USDA Under Secretary for Food, Nutrition, and Consumer Services Kevin Concannon emphasized the results of an annual report released by USDA's Economic Research Service that demonstrate that federal nutrition assistance food programs are providing a valuable safety net to the most vulnerable Americans. The report "Food Security in the United States 2009" found that 17.4 million households in America had difficulty providing enough food due to a lack of resources, about the same as in 2008.
"This report highlights just how critical federal nutrition assistance programs are for American families in need and the Obama administration is working to provide greater access to this critical safety net during these difficult economic times," said Concannon. "These programs are designed to respond rapidly and automatically to emerging needs in times of economic change and will expand and contract with the economy. We anticipate that food security will improve as the economy improves but in the near-term, without these benefits, many families would face far more severe problems getting the nutritious food they need."

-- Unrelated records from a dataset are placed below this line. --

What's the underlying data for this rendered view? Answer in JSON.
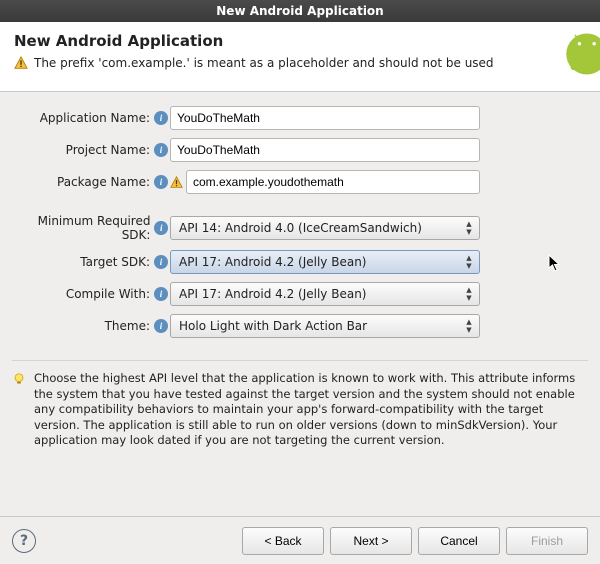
{
  "window": {
    "title": "New Android Application"
  },
  "header": {
    "title": "New Android Application",
    "warning": "The prefix 'com.example.' is meant as a placeholder and should not be used"
  },
  "form": {
    "app_name_label": "Application Name:",
    "app_name_value": "YouDoTheMath",
    "project_name_label": "Project Name:",
    "project_name_value": "YouDoTheMath",
    "package_name_label": "Package Name:",
    "package_name_value": "com.example.youdothemath",
    "min_sdk_label": "Minimum Required SDK:",
    "min_sdk_value": "API 14: Android 4.0 (IceCreamSandwich)",
    "target_sdk_label": "Target SDK:",
    "target_sdk_value": "API 17: Android 4.2 (Jelly Bean)",
    "compile_label": "Compile With:",
    "compile_value": "API 17: Android 4.2 (Jelly Bean)",
    "theme_label": "Theme:",
    "theme_value": "Holo Light with Dark Action Bar"
  },
  "hint": "Choose the highest API level that the application is known to work with. This attribute informs the system that you have tested against the target version and the system should not enable any compatibility behaviors to maintain your app's forward-compatibility with the target version. The application is still able to run on older versions (down to minSdkVersion). Your application may look dated if you are not targeting the current version.",
  "footer": {
    "back": "< Back",
    "next": "Next >",
    "cancel": "Cancel",
    "finish": "Finish"
  }
}
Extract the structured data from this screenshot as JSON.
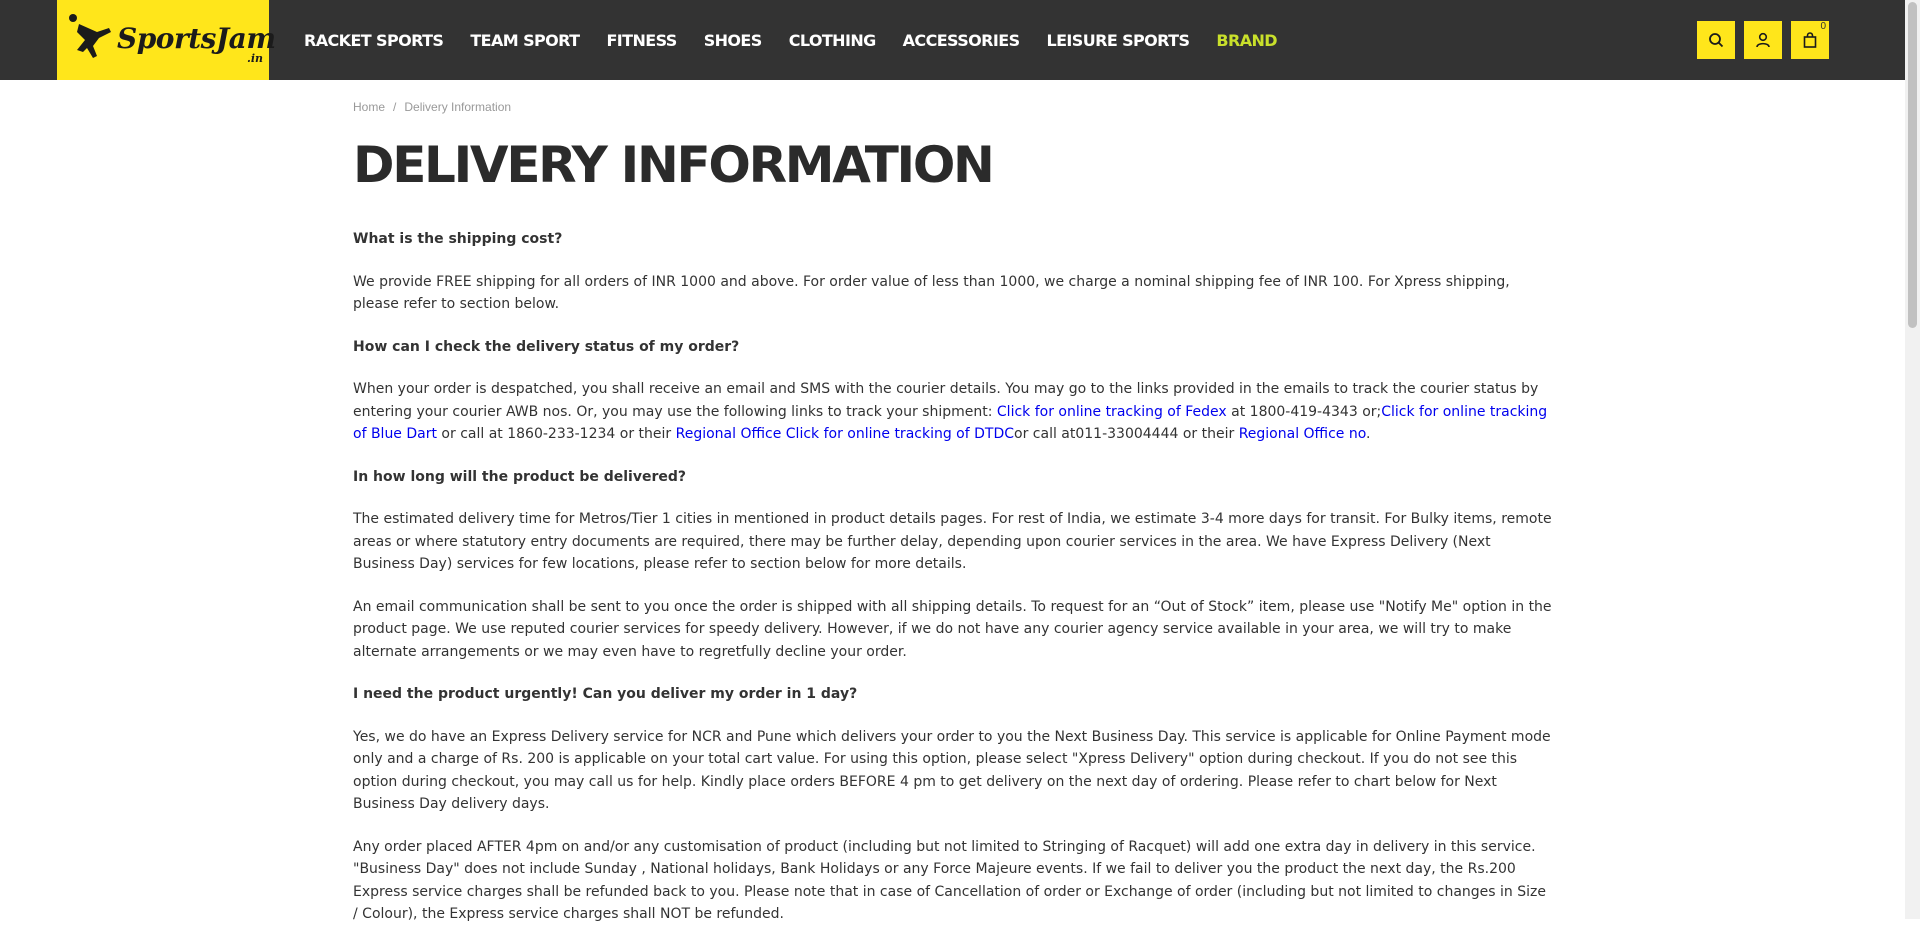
{
  "logo": {
    "text": "SportsJam",
    "tld": ".in"
  },
  "nav": [
    "RACKET SPORTS",
    "TEAM SPORT",
    "FITNESS",
    "SHOES",
    "CLOTHING",
    "ACCESSORIES",
    "LEISURE SPORTS",
    "BRAND"
  ],
  "header_icons": {
    "search": "search-icon",
    "account": "user-icon",
    "cart": "shopping-bag-icon",
    "cart_count": "0"
  },
  "breadcrumb": {
    "home": "Home",
    "separator": "/",
    "current": "Delivery Information"
  },
  "title": "DELIVERY INFORMATION",
  "colors": {
    "header_bg": "#333333",
    "accent_yellow": "#ffe61b",
    "brand_link": "#c9e02b",
    "link": "#0000ee"
  },
  "content": {
    "q1": "What is the shipping cost?",
    "a1": "We provide FREE shipping for all orders of INR 1000 and above. For order value of less than 1000, we charge a nominal shipping fee of INR 100. For Xpress shipping, please refer to section below.",
    "q2": "How can I check the delivery status of my order?",
    "a2": {
      "t1": "When your order is despatched, you shall receive an email and SMS with the courier details. You may go to the links provided in the emails to track the courier status by entering your courier AWB nos. Or, you may use the following links to track your shipment: ",
      "l1": "Click for online tracking of Fedex",
      "t2": " at 1800-419-4343 or;",
      "l2": "Click for online tracking of Blue Dart",
      "t3": " or call at 1860-233-1234 or their ",
      "l3": "Regional Office",
      "t4": " ",
      "l4": "Click for online tracking of DTDC",
      "t5": "or call at011-33004444 or their ",
      "l5": "Regional Office no",
      "t6": "."
    },
    "q3": "In how long will the product be delivered?",
    "a3": "The estimated delivery time for Metros/Tier 1 cities in mentioned in product details pages. For rest of India, we estimate 3-4 more days for transit. For Bulky items, remote areas or where statutory entry documents are required, there may be further delay, depending upon courier services in the area. We have Express Delivery (Next Business Day) services for few locations, please refer to section below for more details.",
    "a3b": "An email communication shall be sent to you once the order is shipped with all shipping details. To request for an “Out of Stock” item, please use \"Notify Me\" option in the product page. We use reputed courier services for speedy delivery. However, if we do not have any courier agency service available in your area, we will try to make alternate arrangements or we may even have to regretfully decline your order.",
    "q4": "I need the product urgently! Can you deliver my order in 1 day?",
    "a4": "Yes, we do have an Express Delivery service for NCR and Pune which delivers your order to you the Next Business Day. This service is applicable for Online Payment mode only and a charge of Rs. 200 is applicable on your total cart value. For using this option, please select \"Xpress Delivery\" option during checkout. If you do not see this option during checkout, you may call us for help. Kindly place orders BEFORE 4 pm to get delivery on the next day of ordering. Please refer to chart below for Next Business Day delivery days.",
    "a4b": "Any order placed AFTER 4pm on and/or any customisation of product (including but not limited to Stringing of Racquet) will add one extra day in delivery in this service. \"Business Day\" does not include Sunday , National holidays, Bank Holidays or any Force Majeure events. If we fail to deliver you the product the next day, the Rs.200 Express service charges shall be refunded back to you. Please note that in case of Cancellation of order or Exchange of order (including but not limited to changes in Size / Colour), the Express service charges shall NOT be refunded."
  }
}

In more than a third of those households that reported difficulty in providing enough food, at least one member did not get enough to eat at some time during the year and normal eating patterns were disrupted due to limited resources. Food insecurity was more common in large cities and rural areas, and rates were substantially higher than the national average among households with incomes near or below the Federal poverty line, households with children headed by single parents, and African-American and Hispanic households.
While the continued high levels of food insecurity are cause for concern, the fact that the numbers did not increase, despite a significant increase in unemployment and poverty in the United States between 2008 and 2009, underscores the important role of federal nutrition assistance programs in helping to prevent food insecurity. Fifty-seven percent of food-insecure households in the survey reported that they had participated in one or more of the three largest federal nutrition assistance programs within the past month. These include the Supplemental Nutrition Assistance Program (SNAP, formerly called the Food Stamp Program), the National School Lunch Program, and the Special Supplemental Nutrition Program for Women, Infants, and Children (WIC). The full report is available at: www.ers.usda.gov/publications/err108.
Federal nutrition assistance programs have seen dramatic participation growth, with major programs at or near record levels of participation. Between 2008 and 2009:
Average monthly SNAP participation increased by about 5.3 million people (an 18.7 percent increase).
One million more low-income children received free or reduced price lunches on an average school day (a 5.4 percent increase).
Over 400,000 more low-income women, infants, and children participated in WIC in an average month (a 4.8 percent increase).
Food donations through The Emergency Food Assistance Program increased by $100 million as a result of the Recovery Act, providing additional USDA Foods to thousands of food pantries and other emergency feeding organizations across the country.
"The administration remains strongly committed to nutrition assistance as an essential support for low-income people," Concannon said. "Despite recent program growth, we recognize that some eligible people in need do not take full advantage of the benefits available to them.
USDA is working closely with states to adopt policy changes and administrative practices that improve access and expand participation for potential clients:
In SNAP, the department promotes the adoption of broad-based categorical eligibility to simplify the program and ease access to benefits for clients. Forty states have now adopted BBCE.
In the school meals programs, the department promotes direct certification for free meals for children enrolled in SNAP or TANF (Temporary Assistance for Needy Families), making use of these programs' eligibility procedures to simplify access to meals. The latest data show that over 80 percent of schools, enrolling over 95 percent of school children, use direct certification.
For the summer, the department encourages communities and localities to make use of the flexible authority to operate summer food programs in schools, and to use TANF funds to support summer feeding. Millions of children rely on school meals during the school year, but far fewer get such meals in the summer.
The department is also preparing to implement a series of demonstration pilots to test: enhancements to SFSP and alternative approaches to provide food benefits to children during the summer, and improvements in SNAP access and participation among low-income seniors participating in Medicare's Extra Help program.
Concannon also emphasized the importance of strong legislation to reauthorize the National School Lunch and School Breakfast programs that recently stalled in Congress.
"These programs provide vital nutrition assistance to America's school-aged children and deserve our full support," he said. "And we are working closely with Congress to secure strong reforms in the Child Nutrition Program reauthorization process that will improve access to high quality meals for America's school-aged children."
USDA's Food and Nutrition Service oversees the administration of 15 nutrition assistance programs, including the child nutrition programs, that touch the lives of one in four Americans over the course of a year.
These programs work in concert to form a national safety net against hunger. Visit www.fns.usda.gov for information about FNS and nutrition assistance program.